* _What is being asked_:
Read the listing below and copy out each line where the word "veda" occurs.

* _Data listing_:
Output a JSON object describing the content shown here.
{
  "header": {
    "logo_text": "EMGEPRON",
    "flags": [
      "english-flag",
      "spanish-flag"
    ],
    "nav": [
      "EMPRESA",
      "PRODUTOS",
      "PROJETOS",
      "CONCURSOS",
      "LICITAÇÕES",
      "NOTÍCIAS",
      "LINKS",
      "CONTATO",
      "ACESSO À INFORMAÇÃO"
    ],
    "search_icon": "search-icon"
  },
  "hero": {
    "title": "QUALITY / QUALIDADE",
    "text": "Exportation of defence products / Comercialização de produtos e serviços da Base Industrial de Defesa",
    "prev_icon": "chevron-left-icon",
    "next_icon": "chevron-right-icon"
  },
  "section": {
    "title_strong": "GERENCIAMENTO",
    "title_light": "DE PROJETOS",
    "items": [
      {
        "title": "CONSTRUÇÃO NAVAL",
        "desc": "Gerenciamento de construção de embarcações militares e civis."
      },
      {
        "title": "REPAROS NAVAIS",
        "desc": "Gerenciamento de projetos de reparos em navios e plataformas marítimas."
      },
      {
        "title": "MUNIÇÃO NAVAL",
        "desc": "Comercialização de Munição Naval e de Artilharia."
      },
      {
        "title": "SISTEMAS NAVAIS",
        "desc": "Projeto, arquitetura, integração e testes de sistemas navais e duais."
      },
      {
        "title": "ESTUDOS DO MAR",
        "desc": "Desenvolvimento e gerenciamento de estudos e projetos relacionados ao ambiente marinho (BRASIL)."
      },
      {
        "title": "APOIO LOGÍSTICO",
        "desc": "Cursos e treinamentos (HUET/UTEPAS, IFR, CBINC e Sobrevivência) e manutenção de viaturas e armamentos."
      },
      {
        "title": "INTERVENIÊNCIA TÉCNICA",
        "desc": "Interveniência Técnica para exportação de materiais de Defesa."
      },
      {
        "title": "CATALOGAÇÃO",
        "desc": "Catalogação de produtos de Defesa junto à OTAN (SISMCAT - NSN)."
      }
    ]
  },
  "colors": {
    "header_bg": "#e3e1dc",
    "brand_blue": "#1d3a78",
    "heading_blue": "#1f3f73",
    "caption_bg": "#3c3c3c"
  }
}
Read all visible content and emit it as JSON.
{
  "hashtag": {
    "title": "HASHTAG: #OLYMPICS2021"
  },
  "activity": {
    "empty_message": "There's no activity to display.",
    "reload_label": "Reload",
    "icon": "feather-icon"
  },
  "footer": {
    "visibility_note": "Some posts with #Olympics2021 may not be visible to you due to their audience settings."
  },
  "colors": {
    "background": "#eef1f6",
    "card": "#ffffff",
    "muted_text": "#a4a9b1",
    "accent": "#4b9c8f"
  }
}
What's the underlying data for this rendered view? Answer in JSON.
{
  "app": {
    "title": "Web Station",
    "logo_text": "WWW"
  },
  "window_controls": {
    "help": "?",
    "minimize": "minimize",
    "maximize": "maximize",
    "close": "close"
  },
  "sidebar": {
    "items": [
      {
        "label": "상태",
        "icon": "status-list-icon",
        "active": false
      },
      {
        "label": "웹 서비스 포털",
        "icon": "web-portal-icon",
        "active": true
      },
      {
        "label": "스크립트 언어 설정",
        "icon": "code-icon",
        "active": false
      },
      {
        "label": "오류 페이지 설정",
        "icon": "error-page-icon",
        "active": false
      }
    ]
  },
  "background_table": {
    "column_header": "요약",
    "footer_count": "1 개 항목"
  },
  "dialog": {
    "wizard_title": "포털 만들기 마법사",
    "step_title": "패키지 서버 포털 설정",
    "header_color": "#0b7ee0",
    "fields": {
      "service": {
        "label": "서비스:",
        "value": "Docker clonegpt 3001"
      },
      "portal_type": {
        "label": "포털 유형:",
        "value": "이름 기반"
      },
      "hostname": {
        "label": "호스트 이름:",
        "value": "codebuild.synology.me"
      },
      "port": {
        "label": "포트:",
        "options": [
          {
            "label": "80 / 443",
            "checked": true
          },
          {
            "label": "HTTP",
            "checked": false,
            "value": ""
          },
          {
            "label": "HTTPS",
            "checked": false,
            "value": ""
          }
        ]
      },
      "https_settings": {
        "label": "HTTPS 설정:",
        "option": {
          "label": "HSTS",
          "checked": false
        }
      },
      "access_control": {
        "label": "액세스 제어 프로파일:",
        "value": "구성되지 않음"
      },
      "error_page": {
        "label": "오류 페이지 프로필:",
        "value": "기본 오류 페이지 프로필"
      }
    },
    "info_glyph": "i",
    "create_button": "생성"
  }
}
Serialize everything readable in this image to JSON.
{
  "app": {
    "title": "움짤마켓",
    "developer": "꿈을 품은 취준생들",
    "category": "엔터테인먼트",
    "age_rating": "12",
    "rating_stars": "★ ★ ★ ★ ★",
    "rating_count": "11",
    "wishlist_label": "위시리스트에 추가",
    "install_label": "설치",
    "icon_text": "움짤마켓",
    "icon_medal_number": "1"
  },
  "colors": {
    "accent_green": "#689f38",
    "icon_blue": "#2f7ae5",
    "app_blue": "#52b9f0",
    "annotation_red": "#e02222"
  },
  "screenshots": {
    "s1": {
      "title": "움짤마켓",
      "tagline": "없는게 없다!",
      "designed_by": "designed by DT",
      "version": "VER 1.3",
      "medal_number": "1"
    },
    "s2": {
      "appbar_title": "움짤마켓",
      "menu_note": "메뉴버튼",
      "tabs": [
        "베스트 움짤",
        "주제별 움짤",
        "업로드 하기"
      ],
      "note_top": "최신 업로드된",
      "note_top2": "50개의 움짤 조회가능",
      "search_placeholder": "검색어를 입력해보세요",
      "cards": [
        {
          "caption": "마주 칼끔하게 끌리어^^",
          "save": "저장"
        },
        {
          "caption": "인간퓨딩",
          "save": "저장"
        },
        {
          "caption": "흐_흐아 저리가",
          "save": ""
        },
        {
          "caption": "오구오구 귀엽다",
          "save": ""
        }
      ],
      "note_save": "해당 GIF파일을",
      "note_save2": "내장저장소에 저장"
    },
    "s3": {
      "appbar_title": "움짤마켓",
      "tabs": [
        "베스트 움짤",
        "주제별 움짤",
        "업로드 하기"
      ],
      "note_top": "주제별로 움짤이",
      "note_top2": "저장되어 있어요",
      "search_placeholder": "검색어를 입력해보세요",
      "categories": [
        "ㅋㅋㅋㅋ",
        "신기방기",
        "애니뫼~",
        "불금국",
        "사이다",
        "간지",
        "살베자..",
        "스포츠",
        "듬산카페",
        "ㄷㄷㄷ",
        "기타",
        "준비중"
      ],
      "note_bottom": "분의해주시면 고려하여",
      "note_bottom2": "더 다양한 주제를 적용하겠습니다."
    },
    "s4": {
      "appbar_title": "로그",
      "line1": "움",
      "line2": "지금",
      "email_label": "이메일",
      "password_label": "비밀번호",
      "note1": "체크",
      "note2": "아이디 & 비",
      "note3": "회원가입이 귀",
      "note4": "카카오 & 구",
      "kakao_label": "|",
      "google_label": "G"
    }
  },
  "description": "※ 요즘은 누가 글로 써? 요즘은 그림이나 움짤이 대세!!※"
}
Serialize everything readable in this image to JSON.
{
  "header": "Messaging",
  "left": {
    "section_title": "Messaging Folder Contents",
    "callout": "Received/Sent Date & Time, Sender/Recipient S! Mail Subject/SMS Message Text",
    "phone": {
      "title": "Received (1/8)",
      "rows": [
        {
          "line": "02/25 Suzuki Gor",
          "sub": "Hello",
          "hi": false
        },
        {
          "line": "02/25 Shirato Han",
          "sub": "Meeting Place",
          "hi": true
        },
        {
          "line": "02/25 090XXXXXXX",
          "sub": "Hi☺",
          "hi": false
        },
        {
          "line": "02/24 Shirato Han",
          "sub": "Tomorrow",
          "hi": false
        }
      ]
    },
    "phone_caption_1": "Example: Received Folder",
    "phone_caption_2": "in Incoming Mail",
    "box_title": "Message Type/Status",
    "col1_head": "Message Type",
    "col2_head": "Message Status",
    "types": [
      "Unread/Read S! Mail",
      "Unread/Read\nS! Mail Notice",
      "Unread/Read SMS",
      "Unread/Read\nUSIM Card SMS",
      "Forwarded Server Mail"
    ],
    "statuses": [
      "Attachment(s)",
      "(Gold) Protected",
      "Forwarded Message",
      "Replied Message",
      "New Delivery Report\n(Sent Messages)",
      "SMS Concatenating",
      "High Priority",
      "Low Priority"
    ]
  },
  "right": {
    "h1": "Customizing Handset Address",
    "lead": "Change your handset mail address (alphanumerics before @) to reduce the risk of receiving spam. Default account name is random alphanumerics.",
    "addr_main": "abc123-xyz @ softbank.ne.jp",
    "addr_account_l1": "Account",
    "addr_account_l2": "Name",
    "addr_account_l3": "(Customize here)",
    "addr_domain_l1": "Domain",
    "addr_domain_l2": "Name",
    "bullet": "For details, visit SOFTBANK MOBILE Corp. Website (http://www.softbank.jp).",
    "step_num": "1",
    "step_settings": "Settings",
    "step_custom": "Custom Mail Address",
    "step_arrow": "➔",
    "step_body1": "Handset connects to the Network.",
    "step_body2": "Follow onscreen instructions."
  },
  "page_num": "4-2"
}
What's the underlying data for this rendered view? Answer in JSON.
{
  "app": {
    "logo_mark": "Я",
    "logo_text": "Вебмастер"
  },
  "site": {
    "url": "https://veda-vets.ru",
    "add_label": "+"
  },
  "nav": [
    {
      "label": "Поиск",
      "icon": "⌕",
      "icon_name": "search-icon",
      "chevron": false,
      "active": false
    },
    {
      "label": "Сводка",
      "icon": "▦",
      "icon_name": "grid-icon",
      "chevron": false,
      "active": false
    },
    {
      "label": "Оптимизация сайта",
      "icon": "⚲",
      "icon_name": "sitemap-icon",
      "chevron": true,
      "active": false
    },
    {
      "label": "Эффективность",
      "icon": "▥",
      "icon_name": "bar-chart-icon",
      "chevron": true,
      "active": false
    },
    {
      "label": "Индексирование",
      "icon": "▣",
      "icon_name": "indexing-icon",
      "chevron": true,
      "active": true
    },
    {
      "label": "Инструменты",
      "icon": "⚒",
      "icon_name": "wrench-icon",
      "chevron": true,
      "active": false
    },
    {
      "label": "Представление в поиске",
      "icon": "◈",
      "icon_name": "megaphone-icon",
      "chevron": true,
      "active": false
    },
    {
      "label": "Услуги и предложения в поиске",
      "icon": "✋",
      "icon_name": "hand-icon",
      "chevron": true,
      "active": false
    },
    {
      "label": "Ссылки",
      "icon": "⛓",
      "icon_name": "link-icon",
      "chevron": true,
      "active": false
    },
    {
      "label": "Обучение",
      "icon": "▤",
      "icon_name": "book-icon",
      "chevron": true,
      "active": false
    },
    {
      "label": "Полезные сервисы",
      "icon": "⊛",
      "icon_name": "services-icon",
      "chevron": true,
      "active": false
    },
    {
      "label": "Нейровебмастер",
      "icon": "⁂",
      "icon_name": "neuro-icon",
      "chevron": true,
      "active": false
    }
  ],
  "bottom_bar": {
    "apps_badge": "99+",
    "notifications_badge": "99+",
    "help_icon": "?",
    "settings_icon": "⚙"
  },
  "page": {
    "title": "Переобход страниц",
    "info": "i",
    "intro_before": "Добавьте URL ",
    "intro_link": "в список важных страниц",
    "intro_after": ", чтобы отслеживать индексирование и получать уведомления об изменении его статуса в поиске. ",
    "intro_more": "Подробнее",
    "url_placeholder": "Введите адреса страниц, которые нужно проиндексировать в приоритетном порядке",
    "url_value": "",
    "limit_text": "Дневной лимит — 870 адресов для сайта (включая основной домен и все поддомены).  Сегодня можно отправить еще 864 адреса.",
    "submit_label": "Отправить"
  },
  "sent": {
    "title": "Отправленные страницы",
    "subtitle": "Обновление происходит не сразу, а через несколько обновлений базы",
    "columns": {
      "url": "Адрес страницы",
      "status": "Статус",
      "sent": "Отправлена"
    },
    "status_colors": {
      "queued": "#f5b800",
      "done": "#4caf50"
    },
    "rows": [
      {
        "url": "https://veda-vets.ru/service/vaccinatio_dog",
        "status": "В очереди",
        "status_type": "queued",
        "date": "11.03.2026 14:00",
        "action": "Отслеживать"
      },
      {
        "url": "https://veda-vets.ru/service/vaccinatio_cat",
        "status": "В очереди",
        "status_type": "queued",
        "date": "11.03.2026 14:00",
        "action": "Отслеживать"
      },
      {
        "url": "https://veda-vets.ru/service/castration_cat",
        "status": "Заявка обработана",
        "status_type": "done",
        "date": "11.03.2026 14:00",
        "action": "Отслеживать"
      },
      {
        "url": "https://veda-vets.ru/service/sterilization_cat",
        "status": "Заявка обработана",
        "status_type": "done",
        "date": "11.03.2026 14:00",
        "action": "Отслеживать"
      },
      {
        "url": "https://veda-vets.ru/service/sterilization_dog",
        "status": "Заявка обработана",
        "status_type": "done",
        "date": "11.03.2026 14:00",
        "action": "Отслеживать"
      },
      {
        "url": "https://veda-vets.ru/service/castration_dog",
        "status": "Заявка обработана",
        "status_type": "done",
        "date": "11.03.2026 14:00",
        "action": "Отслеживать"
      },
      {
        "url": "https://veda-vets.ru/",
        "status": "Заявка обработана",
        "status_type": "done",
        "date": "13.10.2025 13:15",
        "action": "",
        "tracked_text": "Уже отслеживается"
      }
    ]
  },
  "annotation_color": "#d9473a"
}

* _The answer_:
    "url": "https://veda-vets.ru",
        "url": "https://veda-vets.ru/service/vaccinatio_dog",
        "url": "https://veda-vets.ru/service/vaccinatio_cat",
        "url": "https://veda-vets.ru/service/castration_cat",
        "url": "https://veda-vets.ru/service/sterilization_cat",
        "url": "https://veda-vets.ru/service/sterilization_dog",
        "url": "https://veda-vets.ru/service/castration_dog",
        "url": "https://veda-vets.ru/",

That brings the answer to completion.